Culture, the Academy, & the Christian Worldview: The Way of the Cross
Nancy Thomas,Associate Director of InterVarsity Faculty Ministry and Associate Director, Center for Faculty Development, Union University, Jackson, TN
Cedar Campus August 2004
When thinking of Christ’s redemption in our lives, one common focus
is how he saved us from our sin. Rightly so, but he also died to make us good. It seems to me that good is often under-rated in an academic culture that pursues excellence. However, when Peter has the chance to describe the ministry of Jesus, in Acts 10:38 he tells of “how he went around doing good and healing all who were under the power of the devil, because God was with him.” Becoming like Christ means having the freedom to be good and to go around doing good. What might the freedom to be good (like Christ) look like for a faculty member?
Freedom to believe that Jesus is the Lord of knowledge, even in the 21st century
Freedom to ponder the Lordship of Christ in the realm of ideas; believing and doing academic work as worship, believing that reading, studying and writing are part of discipleship to Christ.
C. S. Lewis in “Learning in Wartime;” The Weight of Glory (HarperSanFrancisco, 1949) illustrates this intrinsic goodness “An appetite for knowledge and beauty exists in the human mind and God makes no appetite in vain. We can therefore pursue knowledge as such, and beauty as such, in the sure confidence that by doing so we are either advancing to the vision of God ourselves or indirectly helping others to do so."
Freedom to believe that God has a faculty member’s best interest at heart and desires good in their lives as professors.
Freedom to look at creation and value it the way God does… redemption gives value and we can contemplate that value.
Freedom to redeem your discipline, making it as it was meant to be.
Freedom to live in the present, doing the work that is put before us today. This work often involves accepting the small work that we are called to do on a daily basis in our very ordinary lives.

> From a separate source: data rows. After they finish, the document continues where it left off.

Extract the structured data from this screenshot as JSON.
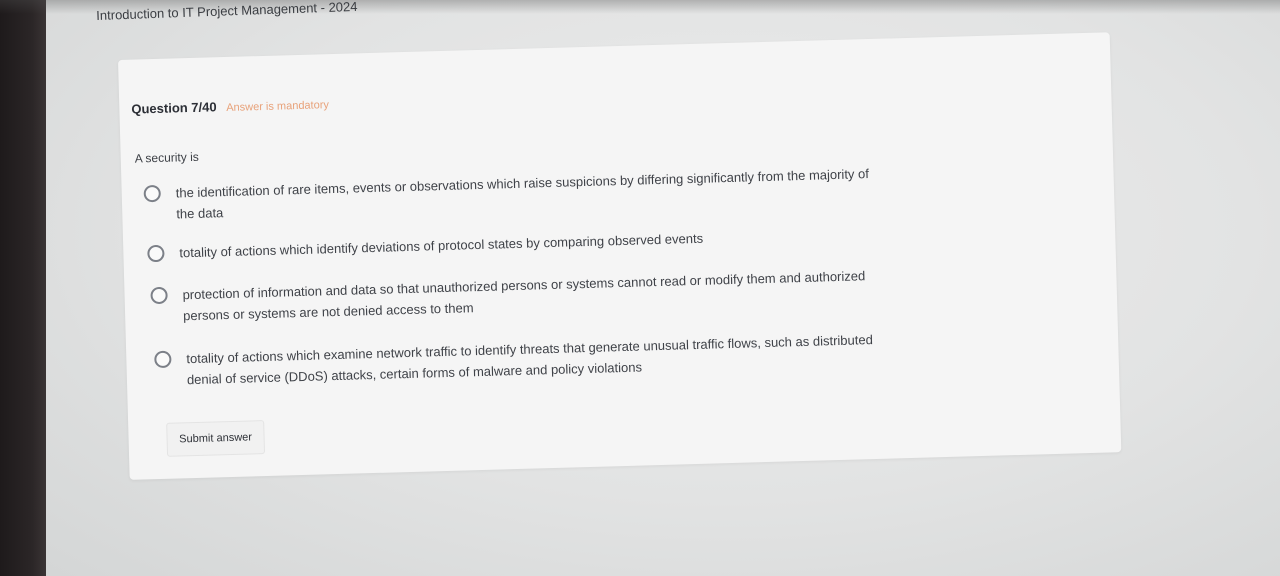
{
  "app": {
    "title": "Introduction to IT Project Management - 2024"
  },
  "question": {
    "number_label": "Question 7/40",
    "mandatory_label": "Answer is mandatory",
    "text": "A security is",
    "options": [
      {
        "label": "the identification of rare items, events or observations which raise suspicions by differing significantly from the majority of the data",
        "selected": false
      },
      {
        "label": "totality of actions which identify deviations of protocol states by comparing observed events",
        "selected": false
      },
      {
        "label": "protection of information and data so that unauthorized persons or systems cannot read or modify them and authorized persons or systems are not denied access to them",
        "selected": false
      },
      {
        "label": "totality of actions which examine network traffic to identify threats that generate unusual traffic flows, such as distributed denial of service (DDoS) attacks, certain forms of malware and policy violations",
        "selected": false
      }
    ]
  },
  "submit": {
    "label": "Submit answer"
  },
  "colors": {
    "mandatory": "#e8a27a",
    "text": "#3f4248",
    "card": "#f5f5f5"
  }
}
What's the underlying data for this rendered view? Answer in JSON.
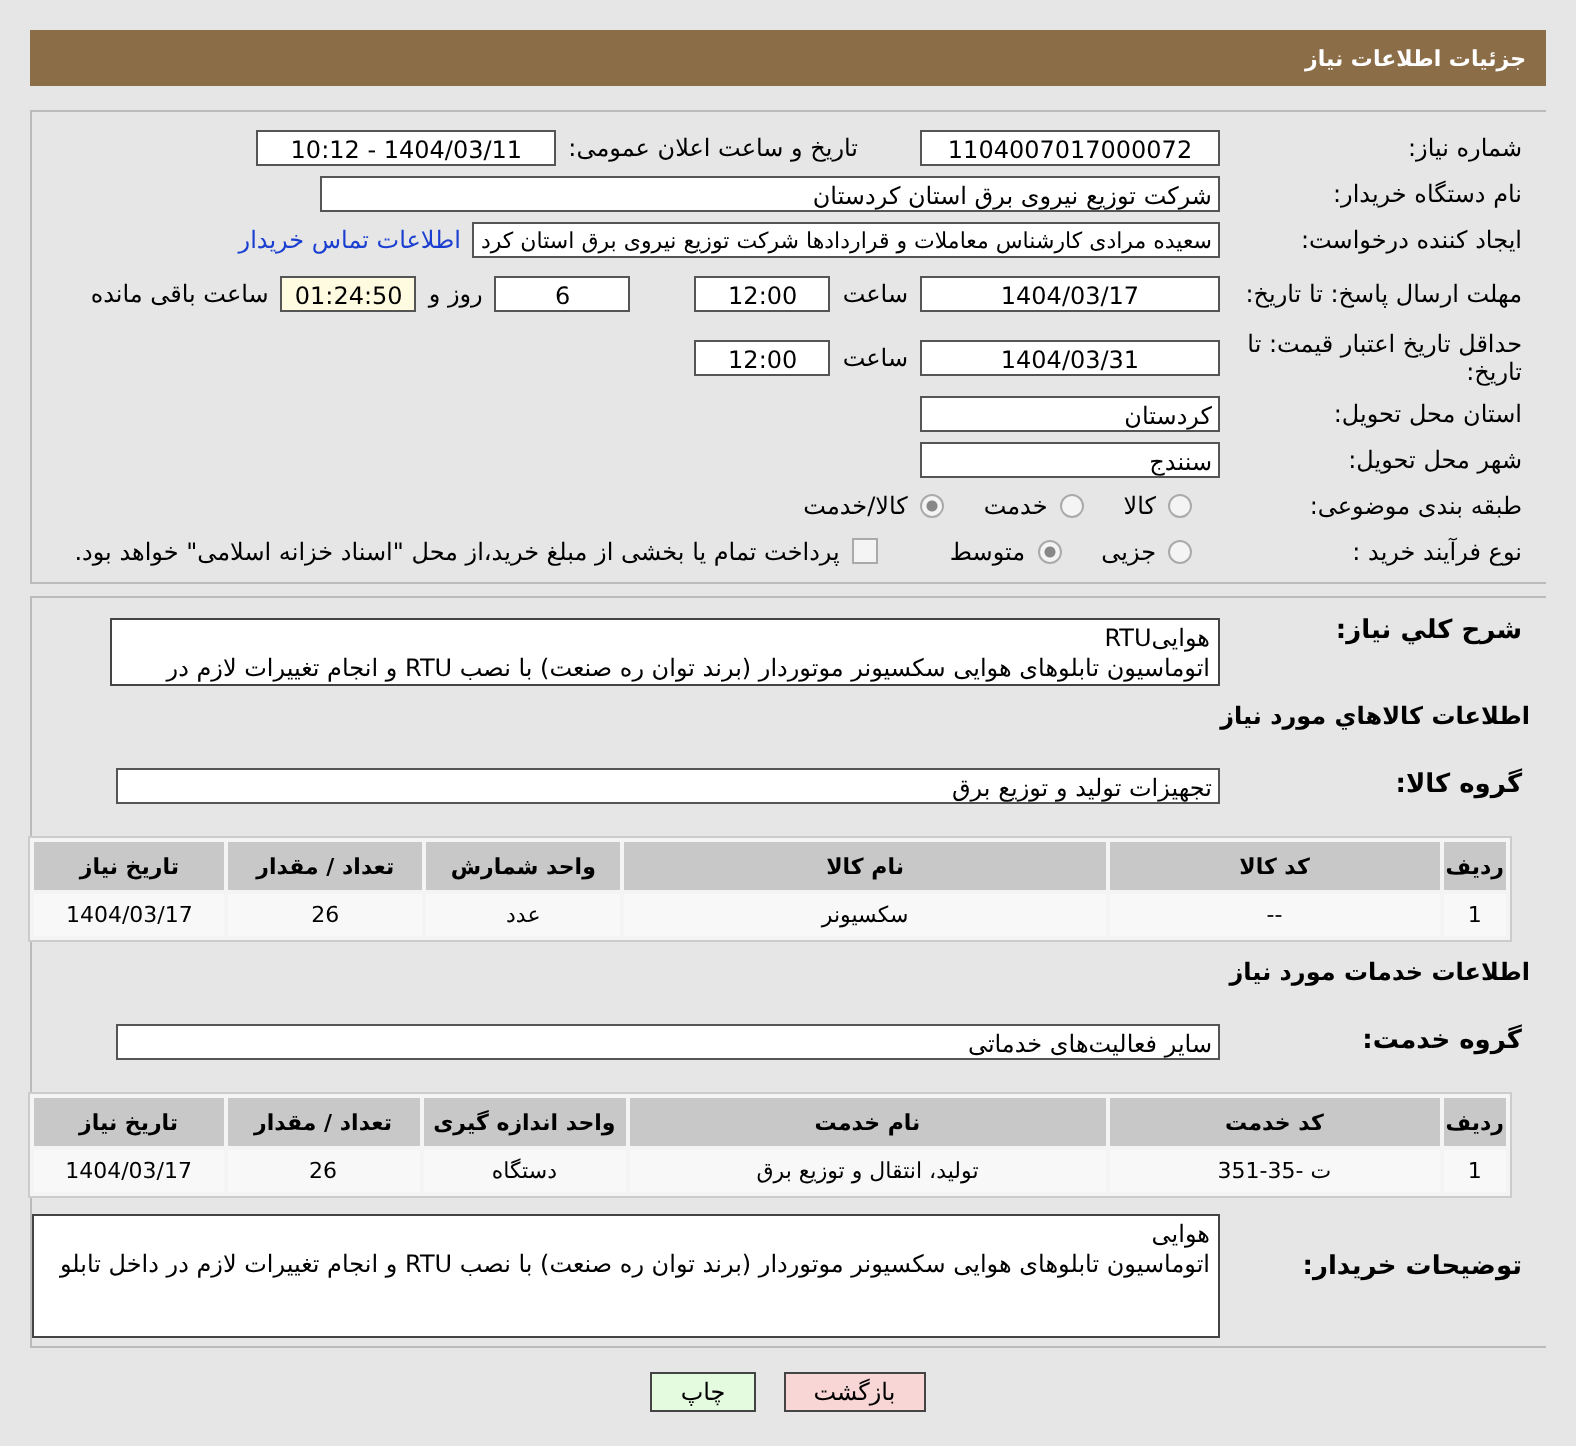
{
  "header": {
    "title": "جزئیات اطلاعات نیاز"
  },
  "details": {
    "need_number": {
      "label": "شماره نیاز:",
      "value": "1104007017000072"
    },
    "announce": {
      "label": "تاریخ و ساعت اعلان عمومی:",
      "value": "1404/03/11 - 10:12"
    },
    "buyer": {
      "label": "نام دستگاه خریدار:",
      "value": "شرکت توزیع نیروی برق استان کردستان"
    },
    "creator": {
      "label": "ایجاد کننده درخواست:",
      "value": "سعیده مرادی کارشناس معاملات و قراردادها شرکت توزیع نیروی برق استان کرد",
      "link": "اطلاعات تماس خریدار"
    },
    "deadline": {
      "label": "مهلت ارسال پاسخ: تا تاریخ:",
      "date": "1404/03/17",
      "time_label": "ساعت",
      "time": "12:00",
      "days": "6",
      "days_label": "روز و",
      "remaining": "01:24:50",
      "remaining_label": "ساعت باقی مانده"
    },
    "validity": {
      "label": "حداقل تاریخ اعتبار قیمت: تا تاریخ:",
      "date": "1404/03/31",
      "time_label": "ساعت",
      "time": "12:00"
    },
    "province": {
      "label": "استان محل تحویل:",
      "value": "کردستان"
    },
    "city": {
      "label": "شهر محل تحویل:",
      "value": "سنندج"
    },
    "category": {
      "label": "طبقه بندی موضوعی:",
      "options": [
        {
          "label": "کالا",
          "selected": false
        },
        {
          "label": "خدمت",
          "selected": false
        },
        {
          "label": "کالا/خدمت",
          "selected": true
        }
      ]
    },
    "process": {
      "label": "نوع فرآیند خرید :",
      "options": [
        {
          "label": "جزیی",
          "selected": false
        },
        {
          "label": "متوسط",
          "selected": true
        }
      ],
      "treasury": {
        "checked": false,
        "text": "پرداخت تمام یا بخشی از مبلغ خرید،از محل \"اسناد خزانه اسلامی\" خواهد بود."
      }
    }
  },
  "summary": {
    "label": "شرح كلي نياز:",
    "text": "هواییRTU\nاتوماسیون تابلوهای هوایی سکسیونر موتوردار (برند توان ره صنعت) با نصب RTU و انجام تغییرات لازم در"
  },
  "goods": {
    "title": "اطلاعات كالاهاي مورد نياز",
    "group_label": "گروه كالا:",
    "group": "تجهیزات تولید و توزیع برق",
    "table": {
      "columns": [
        "رديف",
        "کد کالا",
        "نام کالا",
        "واحد شمارش",
        "تعداد / مقدار",
        "تاریخ نیاز"
      ],
      "rows": [
        [
          "1",
          "--",
          "سکسیونر",
          "عدد",
          "26",
          "1404/03/17"
        ]
      ]
    }
  },
  "services": {
    "title": "اطلاعات خدمات مورد نياز",
    "group_label": "گروه خدمت:",
    "group": "سایر فعالیت‌های خدماتی",
    "table": {
      "columns": [
        "رديف",
        "کد خدمت",
        "نام خدمت",
        "واحد اندازه گیری",
        "تعداد / مقدار",
        "تاریخ نیاز"
      ],
      "rows": [
        [
          "1",
          "ت -35-351",
          "تولید، انتقال و توزیع برق",
          "دستگاه",
          "26",
          "1404/03/17"
        ]
      ]
    }
  },
  "buyer_notes": {
    "label": "توضیحات خریدار:",
    "text": "هوایی\nاتوماسیون تابلوهای هوایی سکسیونر موتوردار (برند توان ره صنعت) با نصب RTU و انجام تغییرات لازم در داخل تابلو"
  },
  "buttons": [
    {
      "label": "بازگشت",
      "kind": "back"
    },
    {
      "label": "چاپ",
      "kind": "print"
    }
  ]
}
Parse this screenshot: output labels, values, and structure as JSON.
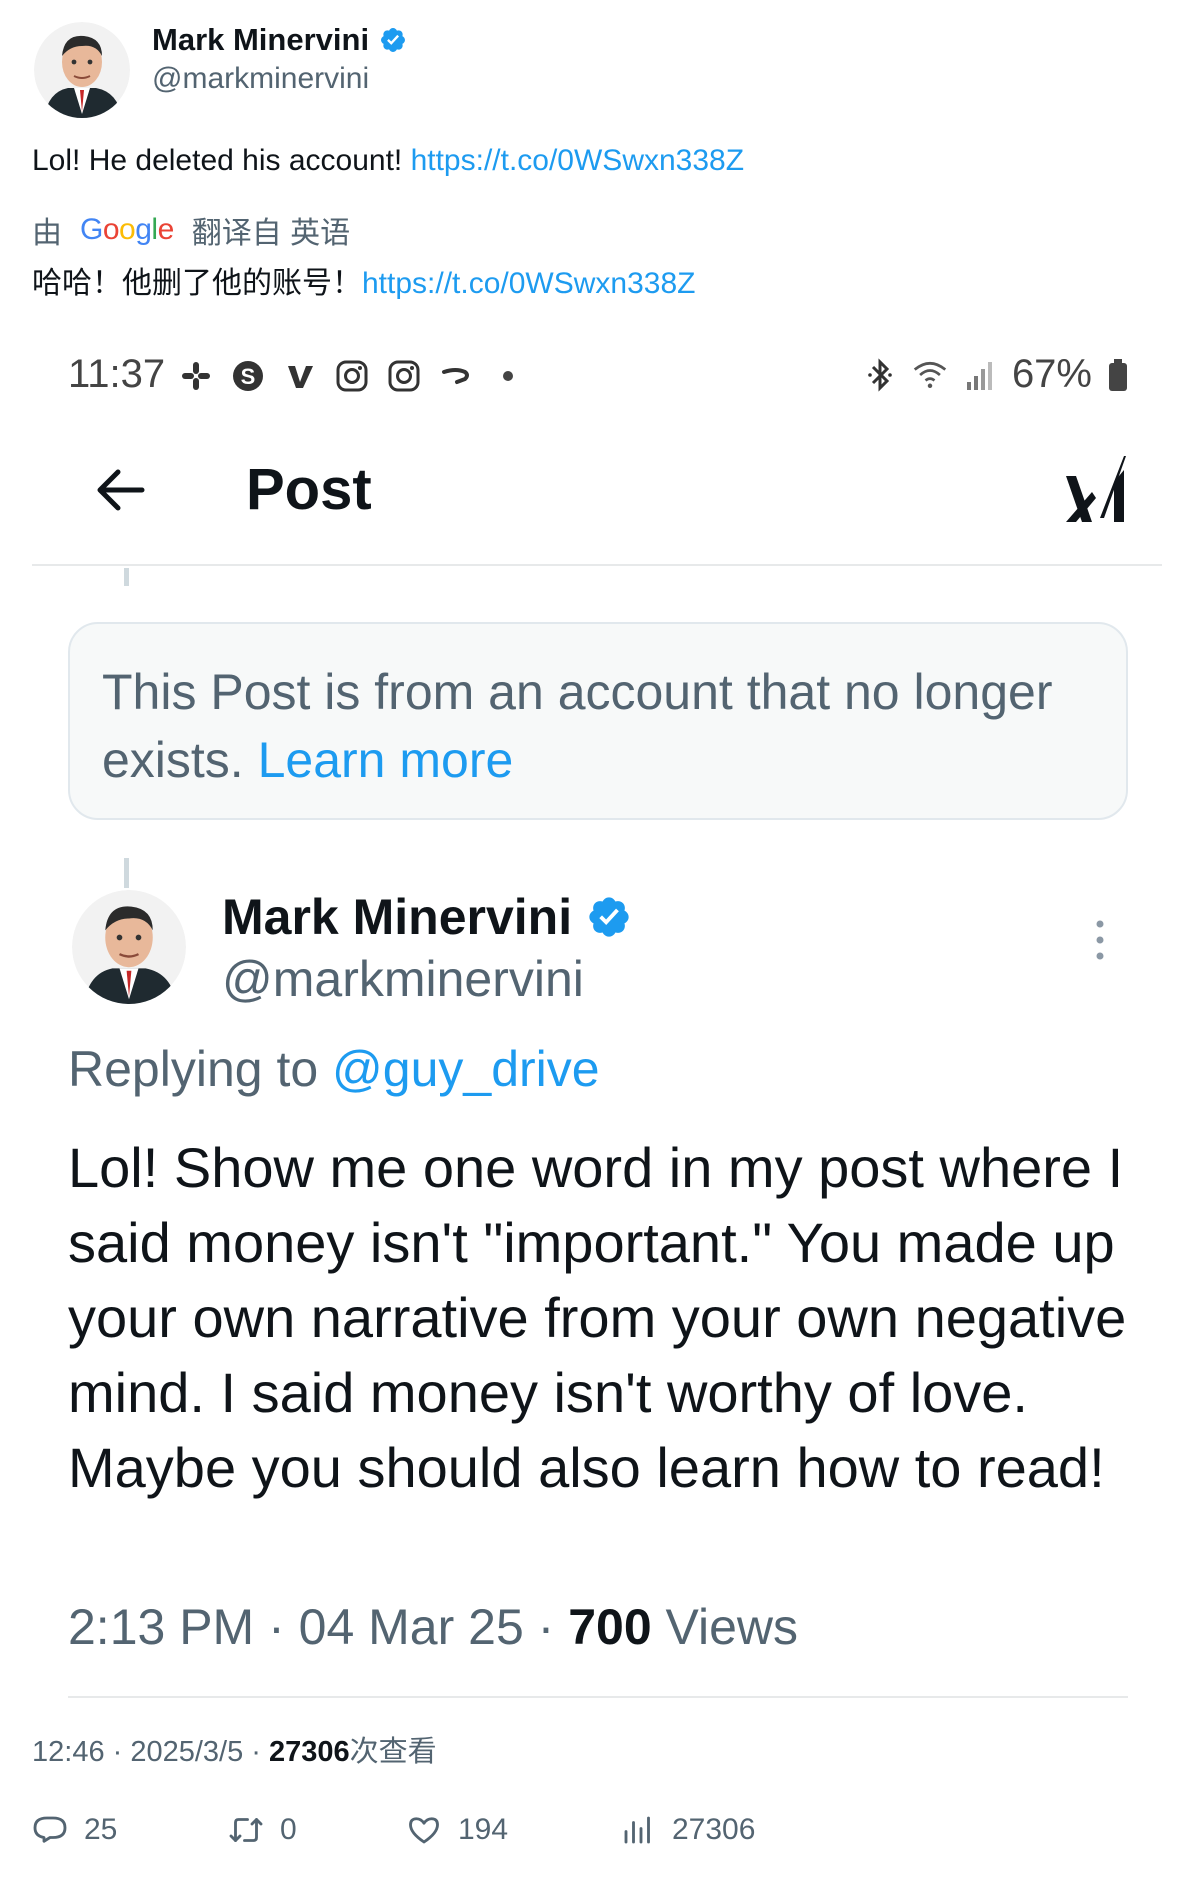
{
  "outer_tweet": {
    "author_name": "Mark Minervini",
    "author_handle": "@markminervini",
    "text": "Lol!  He deleted his account! ",
    "link": "https://t.co/0WSwxn338Z",
    "translation": {
      "by": "由",
      "google": [
        "G",
        "o",
        "o",
        "g",
        "l",
        "e"
      ],
      "from": "翻译自 英语",
      "text": "哈哈！他删了他的账号！",
      "link": "https://t.co/0WSwxn338Z"
    },
    "time": "12:46 · 2025/3/5 · ",
    "views_count": "27306",
    "views_label": "次查看",
    "actions": {
      "replies": "25",
      "reposts": "0",
      "likes": "194",
      "views": "27306"
    }
  },
  "screenshot": {
    "status_bar": {
      "time": "11:37",
      "left_icons": [
        "slack-icon",
        "skype-icon",
        "venmo-icon",
        "instagram-icon",
        "instagram-icon",
        "link-icon",
        "dot-icon"
      ],
      "right_icons": [
        "bluetooth-icon",
        "wifi-icon",
        "signal-icon"
      ],
      "battery": "67%"
    },
    "header": {
      "title": "Post"
    },
    "deleted_notice": {
      "text": "This Post is from an account that no longer exists. ",
      "link": "Learn more"
    },
    "post": {
      "author_name": "Mark Minervini",
      "author_handle": "@markminervini",
      "replying_prefix": "Replying to ",
      "replying_handle": "@guy_drive",
      "body": "Lol!  Show me one word in my post where I said money isn't \"important.\" You made up your own narrative from your own negative mind. I said money isn't worthy of love. Maybe you should also learn how to read!",
      "timestamp": "2:13 PM · 04 Mar 25 · ",
      "views_count": "700",
      "views_label": " Views"
    }
  },
  "colors": {
    "link": "#1d9bf0",
    "muted": "#536471",
    "verified": "#1d9bf0"
  }
}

Again Lewis states this well in “Learning in Wartime”: “ the relevance of our work may not be intended for us but for our betters… for men who come after and find the spiritual significance of what we dug out in blind and humble obedience to our vocation.”
Freedom to accept the life we have been given, the talents, education and grooming received; the choices made, the sphere of influence, status and power offered through the work that we are called to do.
Freedom to have compassion on those who have more than us… more ideas, more publications, more awards and more recognition, making us free to acknowledge and celebrate other’s accomplishments.
Freedom to promote learning in the classroom by recognizing that it is not all about the professor’s content but how the students are learning, intentionally reserving judgment about student potential and therefore remaining hopeful about their possible success.
Freedom to regain the wholeness of a disciplined intellectual life that has been replaced by fragmented tasks. Part of this is imposed and part involves as Richard Foster said “the freedom to lay down the terrible burden of always having to have my own way.”
Freedom to practice daily repentance and allow Christ to change not only hearts, but minds as well. It is Christ after all that enables professors to make creative contributions in the realm of ideas. Thomas Merton describes the need for repentance in this way:
“Our five senses have been dulled by inordinate pleasure. Penance makes them keen, gives them back their natural vitality and more. Penance clears the eye of the conscience and of reason. It helps us think clearly, judge sanely. It strengthens the action of our will. And Penance also tones up the quality of emotion; it is the lack of self-denial and self-discipline that explains the mediocrity of so much devotional art, so much pious writing, so much sentimental prayer, so many religious lives.” - Thoughts in Solitude